▶ **WHAT IS EXPECTED**: Select, from the data, each line where "kontrolü" occurs.

[Dataset records]

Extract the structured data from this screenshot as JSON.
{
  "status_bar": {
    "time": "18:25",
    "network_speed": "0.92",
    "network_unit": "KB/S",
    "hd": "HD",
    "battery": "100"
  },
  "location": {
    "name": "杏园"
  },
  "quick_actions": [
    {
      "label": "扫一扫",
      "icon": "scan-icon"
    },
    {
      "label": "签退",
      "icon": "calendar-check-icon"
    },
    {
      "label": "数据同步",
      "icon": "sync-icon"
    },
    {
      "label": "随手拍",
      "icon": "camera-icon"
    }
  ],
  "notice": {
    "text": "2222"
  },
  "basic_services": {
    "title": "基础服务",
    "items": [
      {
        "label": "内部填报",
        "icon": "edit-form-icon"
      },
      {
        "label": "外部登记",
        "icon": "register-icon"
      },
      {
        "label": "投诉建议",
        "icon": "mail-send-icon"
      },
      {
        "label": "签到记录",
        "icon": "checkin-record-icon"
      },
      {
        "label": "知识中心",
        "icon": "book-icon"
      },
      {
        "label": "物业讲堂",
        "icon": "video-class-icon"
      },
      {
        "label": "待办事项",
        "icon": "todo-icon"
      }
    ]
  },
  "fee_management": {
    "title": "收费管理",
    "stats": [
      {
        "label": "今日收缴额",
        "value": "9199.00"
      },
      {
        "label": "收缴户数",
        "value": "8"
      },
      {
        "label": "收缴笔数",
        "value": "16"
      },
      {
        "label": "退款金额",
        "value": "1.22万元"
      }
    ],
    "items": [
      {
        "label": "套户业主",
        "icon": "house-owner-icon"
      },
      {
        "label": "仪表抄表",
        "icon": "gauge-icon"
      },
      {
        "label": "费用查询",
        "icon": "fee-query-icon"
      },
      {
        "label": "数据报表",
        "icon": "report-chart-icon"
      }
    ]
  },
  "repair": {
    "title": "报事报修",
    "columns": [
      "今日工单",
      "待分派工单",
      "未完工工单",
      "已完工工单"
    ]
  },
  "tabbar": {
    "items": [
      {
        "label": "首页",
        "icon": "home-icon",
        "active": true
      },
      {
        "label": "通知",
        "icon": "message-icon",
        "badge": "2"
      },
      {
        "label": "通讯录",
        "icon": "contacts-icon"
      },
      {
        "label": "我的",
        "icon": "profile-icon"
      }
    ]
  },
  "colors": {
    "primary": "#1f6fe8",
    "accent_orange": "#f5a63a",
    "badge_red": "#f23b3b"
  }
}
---
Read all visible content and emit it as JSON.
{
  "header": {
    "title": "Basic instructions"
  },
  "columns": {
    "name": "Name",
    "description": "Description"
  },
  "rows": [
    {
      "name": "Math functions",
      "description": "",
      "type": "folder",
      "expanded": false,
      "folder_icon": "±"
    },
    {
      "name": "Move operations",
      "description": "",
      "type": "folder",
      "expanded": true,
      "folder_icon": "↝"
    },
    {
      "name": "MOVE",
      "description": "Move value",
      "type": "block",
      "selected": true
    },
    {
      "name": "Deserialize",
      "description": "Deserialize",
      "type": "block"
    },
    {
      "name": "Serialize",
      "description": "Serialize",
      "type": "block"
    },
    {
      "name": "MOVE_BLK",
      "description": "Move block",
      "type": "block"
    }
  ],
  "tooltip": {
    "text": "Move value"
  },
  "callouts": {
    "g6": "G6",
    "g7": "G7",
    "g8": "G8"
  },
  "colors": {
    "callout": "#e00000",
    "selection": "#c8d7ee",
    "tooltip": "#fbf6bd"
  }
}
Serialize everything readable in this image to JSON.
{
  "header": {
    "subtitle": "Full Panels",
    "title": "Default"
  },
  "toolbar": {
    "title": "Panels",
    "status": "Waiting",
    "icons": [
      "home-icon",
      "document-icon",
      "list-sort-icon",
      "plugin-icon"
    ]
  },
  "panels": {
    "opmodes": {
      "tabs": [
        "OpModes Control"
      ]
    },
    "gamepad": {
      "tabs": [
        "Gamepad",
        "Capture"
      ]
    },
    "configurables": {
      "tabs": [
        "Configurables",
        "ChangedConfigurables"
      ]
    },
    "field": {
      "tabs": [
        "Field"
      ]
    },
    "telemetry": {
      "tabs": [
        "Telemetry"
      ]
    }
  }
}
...
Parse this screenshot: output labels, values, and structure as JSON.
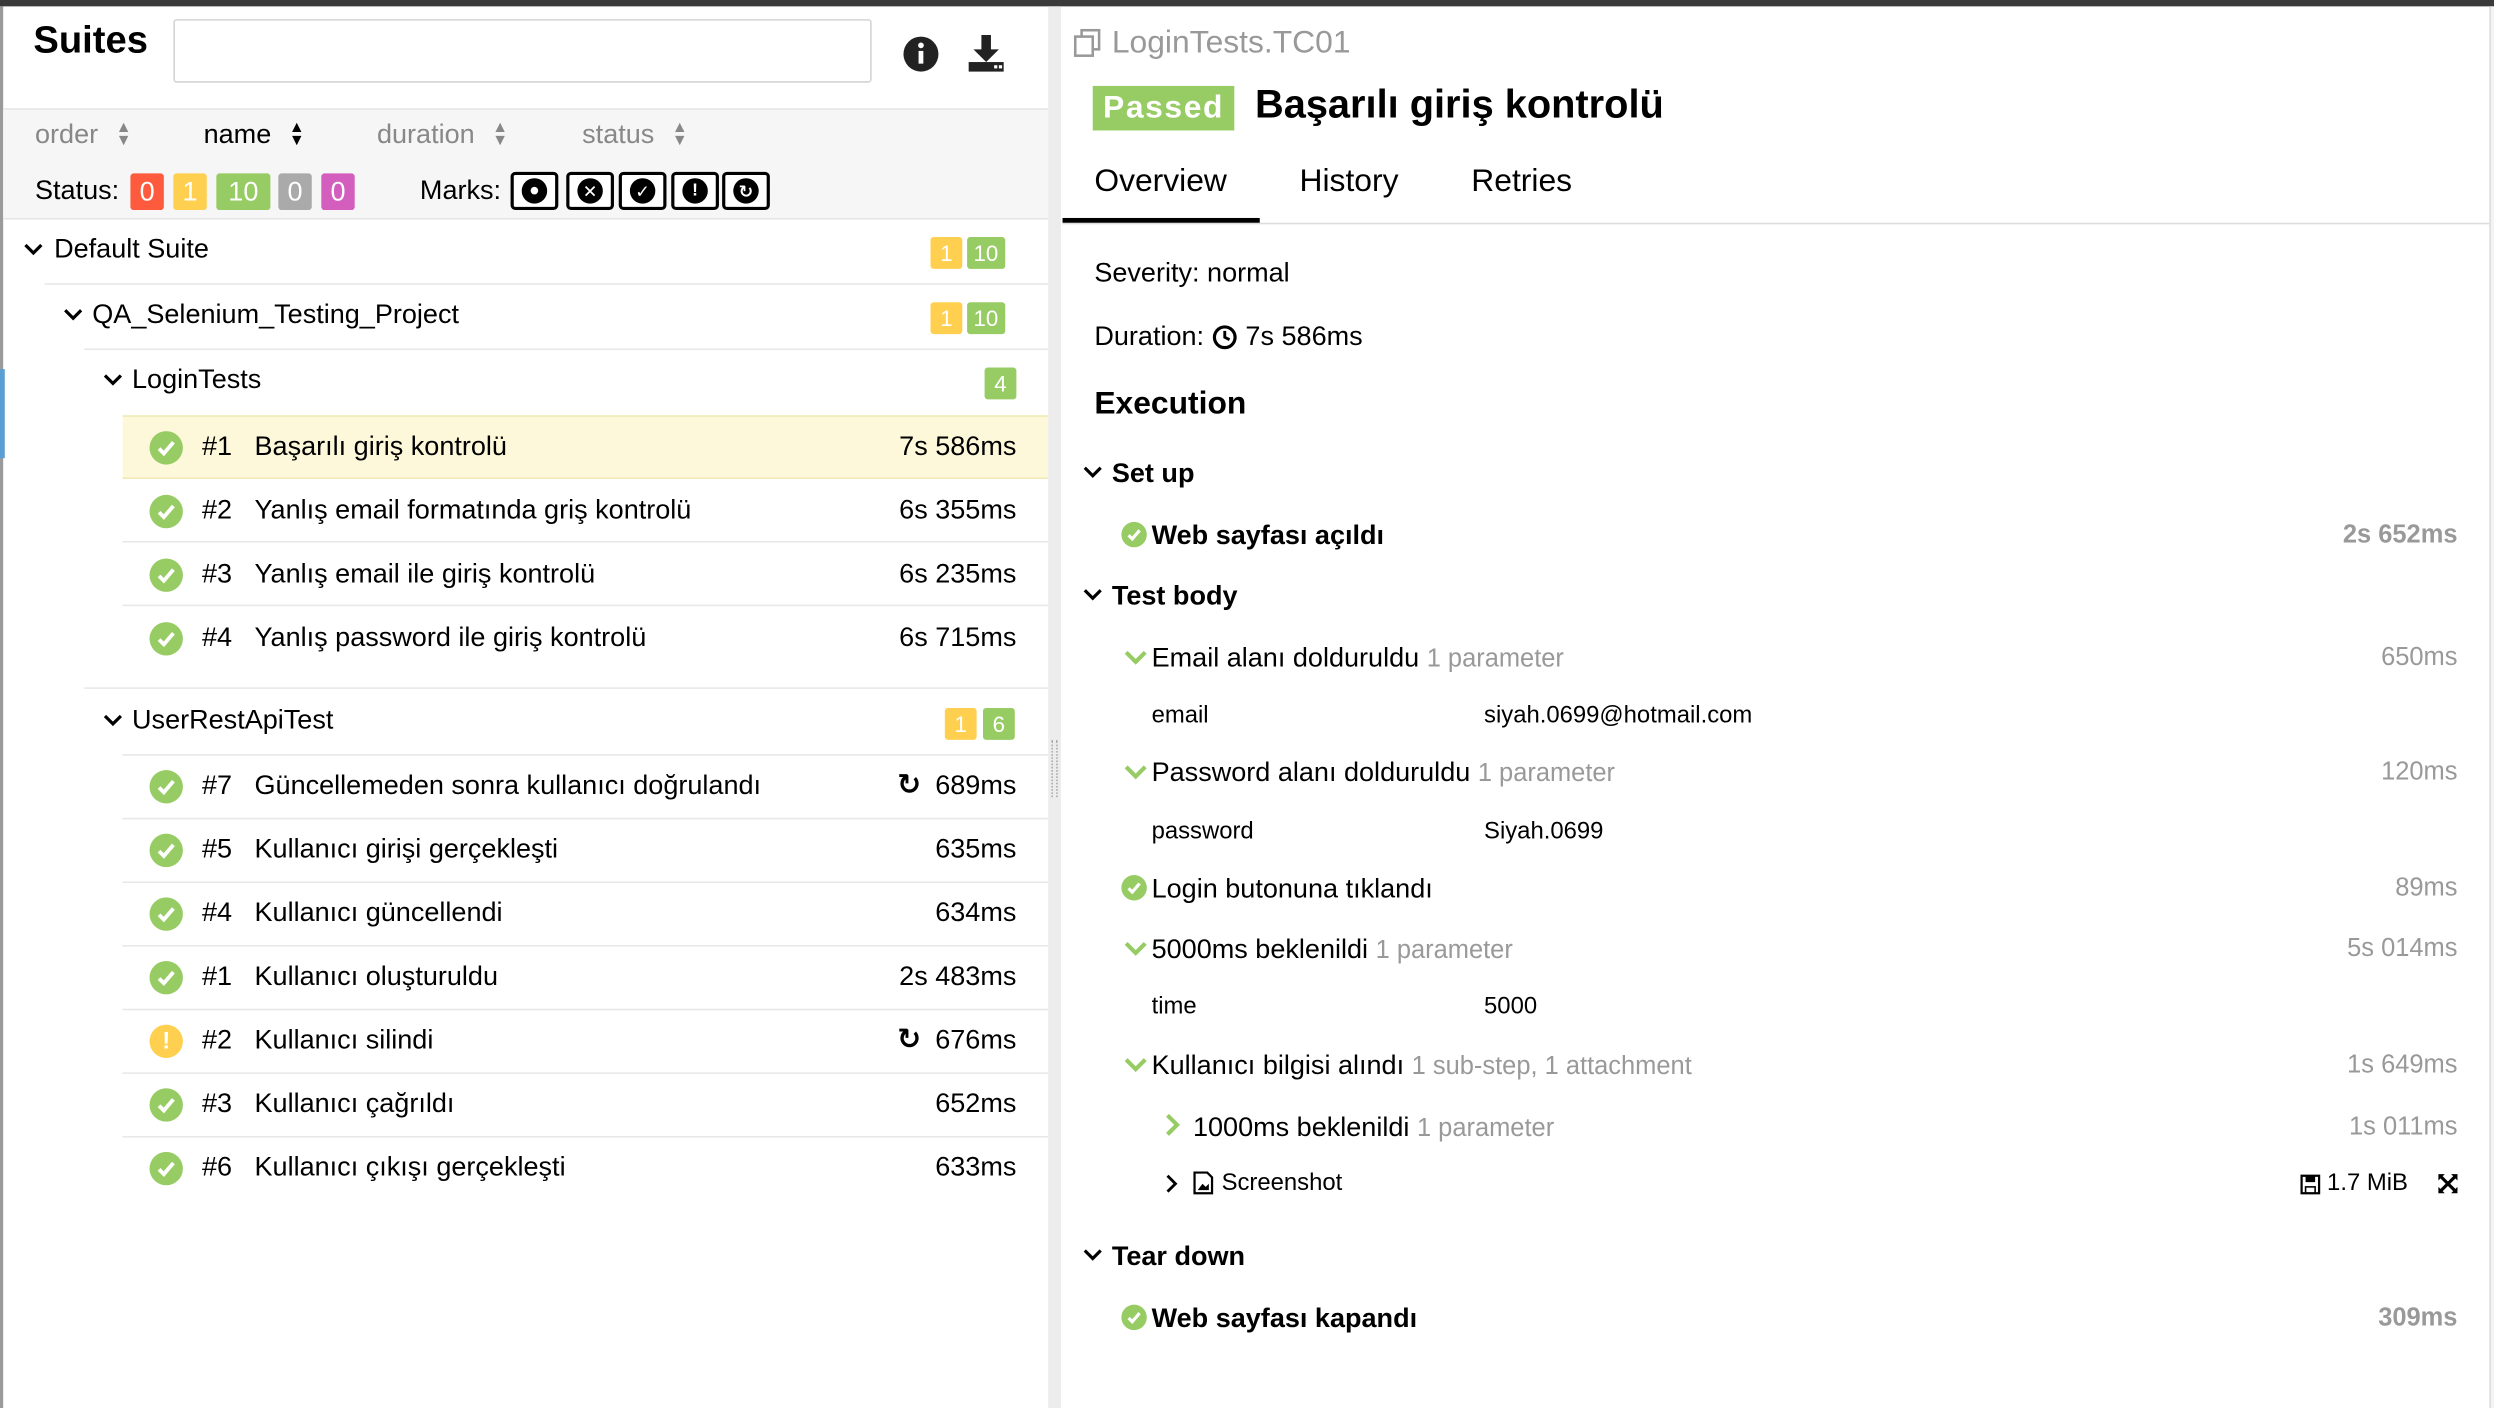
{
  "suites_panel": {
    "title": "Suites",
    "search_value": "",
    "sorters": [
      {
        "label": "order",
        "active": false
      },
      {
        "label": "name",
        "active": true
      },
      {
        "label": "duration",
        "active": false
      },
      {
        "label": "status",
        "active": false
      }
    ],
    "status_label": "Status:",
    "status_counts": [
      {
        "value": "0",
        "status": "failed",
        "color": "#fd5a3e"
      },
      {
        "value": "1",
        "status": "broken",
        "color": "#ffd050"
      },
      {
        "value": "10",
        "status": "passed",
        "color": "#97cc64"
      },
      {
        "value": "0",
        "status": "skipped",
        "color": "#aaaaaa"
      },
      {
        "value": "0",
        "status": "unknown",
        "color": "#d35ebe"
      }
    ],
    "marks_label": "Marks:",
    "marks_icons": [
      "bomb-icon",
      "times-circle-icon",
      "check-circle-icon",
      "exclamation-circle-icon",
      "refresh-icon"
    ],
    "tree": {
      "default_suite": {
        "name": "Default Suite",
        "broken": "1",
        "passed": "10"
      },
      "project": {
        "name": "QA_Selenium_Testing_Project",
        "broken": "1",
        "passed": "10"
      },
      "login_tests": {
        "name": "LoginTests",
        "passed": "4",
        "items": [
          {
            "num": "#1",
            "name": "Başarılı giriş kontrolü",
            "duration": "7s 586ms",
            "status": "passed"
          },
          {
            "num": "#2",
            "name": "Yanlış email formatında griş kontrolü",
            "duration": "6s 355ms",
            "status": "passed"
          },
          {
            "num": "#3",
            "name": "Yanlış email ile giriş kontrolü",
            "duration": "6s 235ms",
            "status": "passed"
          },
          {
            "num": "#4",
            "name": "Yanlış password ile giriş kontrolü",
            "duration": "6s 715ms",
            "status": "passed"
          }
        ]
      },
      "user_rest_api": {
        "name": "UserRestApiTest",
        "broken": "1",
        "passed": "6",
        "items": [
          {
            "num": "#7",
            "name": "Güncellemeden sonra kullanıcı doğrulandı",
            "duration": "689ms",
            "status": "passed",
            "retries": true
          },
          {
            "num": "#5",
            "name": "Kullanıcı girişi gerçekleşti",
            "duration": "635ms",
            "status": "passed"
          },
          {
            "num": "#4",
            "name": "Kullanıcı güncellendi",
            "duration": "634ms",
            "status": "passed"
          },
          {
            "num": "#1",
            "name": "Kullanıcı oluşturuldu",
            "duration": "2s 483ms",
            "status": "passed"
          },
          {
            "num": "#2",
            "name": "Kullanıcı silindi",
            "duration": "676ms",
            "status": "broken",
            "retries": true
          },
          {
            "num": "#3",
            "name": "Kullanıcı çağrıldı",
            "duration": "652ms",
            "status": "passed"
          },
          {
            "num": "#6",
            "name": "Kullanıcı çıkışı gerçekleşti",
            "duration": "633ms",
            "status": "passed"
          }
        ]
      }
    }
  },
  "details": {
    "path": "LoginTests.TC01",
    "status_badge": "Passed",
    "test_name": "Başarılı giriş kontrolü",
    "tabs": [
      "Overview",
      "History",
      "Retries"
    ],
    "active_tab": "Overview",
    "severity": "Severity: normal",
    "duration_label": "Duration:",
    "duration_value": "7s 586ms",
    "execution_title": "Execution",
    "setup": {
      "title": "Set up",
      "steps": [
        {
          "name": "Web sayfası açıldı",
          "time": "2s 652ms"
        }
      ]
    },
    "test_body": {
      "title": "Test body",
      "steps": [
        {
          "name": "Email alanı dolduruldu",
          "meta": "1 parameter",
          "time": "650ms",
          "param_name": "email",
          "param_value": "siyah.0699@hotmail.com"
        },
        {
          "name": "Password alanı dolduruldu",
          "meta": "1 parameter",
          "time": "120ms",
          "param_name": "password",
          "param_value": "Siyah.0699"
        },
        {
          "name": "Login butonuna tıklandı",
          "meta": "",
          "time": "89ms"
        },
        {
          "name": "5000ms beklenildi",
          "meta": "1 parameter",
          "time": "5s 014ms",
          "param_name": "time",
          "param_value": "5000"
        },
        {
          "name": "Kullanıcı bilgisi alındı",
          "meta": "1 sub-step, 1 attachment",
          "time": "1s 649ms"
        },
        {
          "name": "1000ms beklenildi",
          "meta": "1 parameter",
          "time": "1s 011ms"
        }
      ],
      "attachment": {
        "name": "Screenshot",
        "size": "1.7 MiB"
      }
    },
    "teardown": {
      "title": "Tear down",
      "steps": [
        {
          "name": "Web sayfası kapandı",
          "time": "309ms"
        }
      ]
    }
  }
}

▶ **OUTPUT BELOW**:
            "name": "Başarılı giriş kontrolü",
            "name": "Yanlış email formatında griş kontrolü",
            "name": "Yanlış email ile giriş kontrolü",
            "name": "Yanlış password ile giriş kontrolü",
    "test_name": "Başarılı giriş kontrolü",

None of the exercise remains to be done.